Using the data below, return all lines in which "left" appears.

Dataset rows describing interfaces:
********

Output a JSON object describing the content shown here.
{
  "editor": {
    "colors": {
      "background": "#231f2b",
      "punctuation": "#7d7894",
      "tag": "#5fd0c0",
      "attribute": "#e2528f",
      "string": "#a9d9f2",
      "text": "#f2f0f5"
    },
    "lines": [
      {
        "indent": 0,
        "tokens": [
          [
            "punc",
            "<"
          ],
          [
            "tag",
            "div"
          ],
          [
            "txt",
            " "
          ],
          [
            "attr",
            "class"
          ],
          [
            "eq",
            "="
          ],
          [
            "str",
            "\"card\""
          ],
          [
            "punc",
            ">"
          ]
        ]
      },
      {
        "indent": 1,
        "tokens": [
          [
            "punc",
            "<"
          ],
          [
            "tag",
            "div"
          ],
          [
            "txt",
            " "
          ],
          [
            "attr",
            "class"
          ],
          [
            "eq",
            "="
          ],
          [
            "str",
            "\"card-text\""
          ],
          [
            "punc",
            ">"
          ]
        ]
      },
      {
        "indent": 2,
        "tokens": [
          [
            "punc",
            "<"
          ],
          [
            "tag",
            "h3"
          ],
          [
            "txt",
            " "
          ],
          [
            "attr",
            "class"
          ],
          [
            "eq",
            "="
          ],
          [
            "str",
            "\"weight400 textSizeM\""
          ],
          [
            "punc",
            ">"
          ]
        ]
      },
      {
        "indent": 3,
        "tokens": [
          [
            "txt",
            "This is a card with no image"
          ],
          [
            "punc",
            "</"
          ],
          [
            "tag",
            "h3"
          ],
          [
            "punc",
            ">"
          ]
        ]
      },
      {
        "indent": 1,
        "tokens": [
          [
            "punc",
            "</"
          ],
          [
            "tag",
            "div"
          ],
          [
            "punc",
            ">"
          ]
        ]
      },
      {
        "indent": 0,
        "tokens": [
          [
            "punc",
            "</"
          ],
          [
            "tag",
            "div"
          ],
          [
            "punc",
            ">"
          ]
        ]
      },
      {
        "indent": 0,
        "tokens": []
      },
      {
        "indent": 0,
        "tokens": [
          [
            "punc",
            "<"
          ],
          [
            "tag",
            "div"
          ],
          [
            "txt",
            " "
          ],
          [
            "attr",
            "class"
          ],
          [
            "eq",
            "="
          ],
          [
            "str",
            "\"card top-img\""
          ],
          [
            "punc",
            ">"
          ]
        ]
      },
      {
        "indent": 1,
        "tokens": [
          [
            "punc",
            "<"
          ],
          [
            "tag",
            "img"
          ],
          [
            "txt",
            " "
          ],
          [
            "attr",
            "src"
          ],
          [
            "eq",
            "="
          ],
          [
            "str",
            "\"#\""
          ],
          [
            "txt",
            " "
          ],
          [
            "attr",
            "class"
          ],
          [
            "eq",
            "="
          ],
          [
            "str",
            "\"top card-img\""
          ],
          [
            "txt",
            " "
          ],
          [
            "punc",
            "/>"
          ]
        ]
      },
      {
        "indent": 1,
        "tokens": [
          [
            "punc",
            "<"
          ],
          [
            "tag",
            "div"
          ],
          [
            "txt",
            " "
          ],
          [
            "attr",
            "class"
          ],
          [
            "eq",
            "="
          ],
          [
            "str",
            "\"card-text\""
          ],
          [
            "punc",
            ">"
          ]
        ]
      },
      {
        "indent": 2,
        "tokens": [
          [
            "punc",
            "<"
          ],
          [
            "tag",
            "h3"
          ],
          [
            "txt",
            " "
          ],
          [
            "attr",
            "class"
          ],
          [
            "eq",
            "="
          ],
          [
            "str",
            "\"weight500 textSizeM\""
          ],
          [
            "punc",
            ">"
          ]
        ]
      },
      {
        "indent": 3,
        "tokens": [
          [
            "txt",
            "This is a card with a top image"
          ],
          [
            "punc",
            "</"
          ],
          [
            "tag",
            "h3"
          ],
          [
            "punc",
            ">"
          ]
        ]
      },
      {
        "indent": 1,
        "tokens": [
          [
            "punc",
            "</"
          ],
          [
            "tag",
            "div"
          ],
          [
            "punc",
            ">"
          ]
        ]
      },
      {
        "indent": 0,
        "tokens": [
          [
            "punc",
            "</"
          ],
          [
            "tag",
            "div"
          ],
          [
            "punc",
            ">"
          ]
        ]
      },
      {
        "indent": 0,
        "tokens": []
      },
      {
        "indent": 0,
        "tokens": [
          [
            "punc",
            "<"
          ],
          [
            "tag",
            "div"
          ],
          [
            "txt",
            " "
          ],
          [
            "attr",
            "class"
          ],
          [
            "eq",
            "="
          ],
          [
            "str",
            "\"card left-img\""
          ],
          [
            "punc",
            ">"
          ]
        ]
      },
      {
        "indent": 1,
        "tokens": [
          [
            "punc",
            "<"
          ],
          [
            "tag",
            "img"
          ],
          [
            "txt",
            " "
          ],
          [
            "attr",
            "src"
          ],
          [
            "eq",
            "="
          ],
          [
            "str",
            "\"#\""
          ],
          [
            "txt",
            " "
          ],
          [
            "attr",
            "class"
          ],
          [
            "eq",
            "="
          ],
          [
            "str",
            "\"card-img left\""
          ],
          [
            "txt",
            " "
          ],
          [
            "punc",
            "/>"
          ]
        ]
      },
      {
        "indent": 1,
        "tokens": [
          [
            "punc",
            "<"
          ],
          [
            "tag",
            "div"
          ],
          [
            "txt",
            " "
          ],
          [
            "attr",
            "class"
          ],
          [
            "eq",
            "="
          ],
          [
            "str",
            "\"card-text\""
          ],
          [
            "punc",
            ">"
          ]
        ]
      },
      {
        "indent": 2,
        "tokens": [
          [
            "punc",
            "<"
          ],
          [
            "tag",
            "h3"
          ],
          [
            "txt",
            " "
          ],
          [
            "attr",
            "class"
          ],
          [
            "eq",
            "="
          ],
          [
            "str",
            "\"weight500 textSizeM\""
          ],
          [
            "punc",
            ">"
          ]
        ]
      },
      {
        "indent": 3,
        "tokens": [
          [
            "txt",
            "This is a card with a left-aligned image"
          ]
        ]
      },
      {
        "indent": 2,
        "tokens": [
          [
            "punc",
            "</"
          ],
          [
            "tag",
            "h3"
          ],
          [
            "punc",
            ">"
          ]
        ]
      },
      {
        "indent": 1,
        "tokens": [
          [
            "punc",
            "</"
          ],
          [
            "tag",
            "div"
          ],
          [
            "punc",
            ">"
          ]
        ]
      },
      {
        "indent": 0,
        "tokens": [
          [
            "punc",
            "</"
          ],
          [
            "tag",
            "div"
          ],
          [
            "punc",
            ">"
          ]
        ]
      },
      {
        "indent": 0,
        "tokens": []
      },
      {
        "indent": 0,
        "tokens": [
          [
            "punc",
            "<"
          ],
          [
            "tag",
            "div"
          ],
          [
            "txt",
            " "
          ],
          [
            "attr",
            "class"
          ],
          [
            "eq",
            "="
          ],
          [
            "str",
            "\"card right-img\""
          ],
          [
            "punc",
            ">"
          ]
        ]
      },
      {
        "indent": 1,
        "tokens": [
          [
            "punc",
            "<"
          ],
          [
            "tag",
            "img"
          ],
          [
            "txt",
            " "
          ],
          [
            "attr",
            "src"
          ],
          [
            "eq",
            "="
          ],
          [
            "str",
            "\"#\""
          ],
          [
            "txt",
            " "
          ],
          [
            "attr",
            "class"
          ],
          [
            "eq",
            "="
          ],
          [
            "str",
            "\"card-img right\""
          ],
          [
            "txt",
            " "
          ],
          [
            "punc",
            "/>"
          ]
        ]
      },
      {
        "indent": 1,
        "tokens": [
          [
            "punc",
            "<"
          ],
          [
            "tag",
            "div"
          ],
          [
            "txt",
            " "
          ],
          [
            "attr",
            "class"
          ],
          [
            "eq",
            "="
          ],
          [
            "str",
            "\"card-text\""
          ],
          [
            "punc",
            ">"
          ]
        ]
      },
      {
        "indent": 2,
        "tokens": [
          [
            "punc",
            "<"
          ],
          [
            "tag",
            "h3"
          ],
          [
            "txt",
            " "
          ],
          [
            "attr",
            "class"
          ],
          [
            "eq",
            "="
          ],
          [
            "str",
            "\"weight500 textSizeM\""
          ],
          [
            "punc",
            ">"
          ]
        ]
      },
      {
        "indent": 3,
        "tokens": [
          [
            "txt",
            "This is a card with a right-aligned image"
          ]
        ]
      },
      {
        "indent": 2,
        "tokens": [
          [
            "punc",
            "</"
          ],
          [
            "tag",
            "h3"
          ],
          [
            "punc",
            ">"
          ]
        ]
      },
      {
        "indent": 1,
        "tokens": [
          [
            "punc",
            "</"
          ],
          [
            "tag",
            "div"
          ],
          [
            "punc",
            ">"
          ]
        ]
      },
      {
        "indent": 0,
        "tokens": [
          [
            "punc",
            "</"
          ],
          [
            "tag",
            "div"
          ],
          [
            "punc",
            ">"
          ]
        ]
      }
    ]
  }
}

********

**Response to this exercise**
            "\"card left-img\""
            "\"card-img left\""
            "This is a card with a left-aligned image"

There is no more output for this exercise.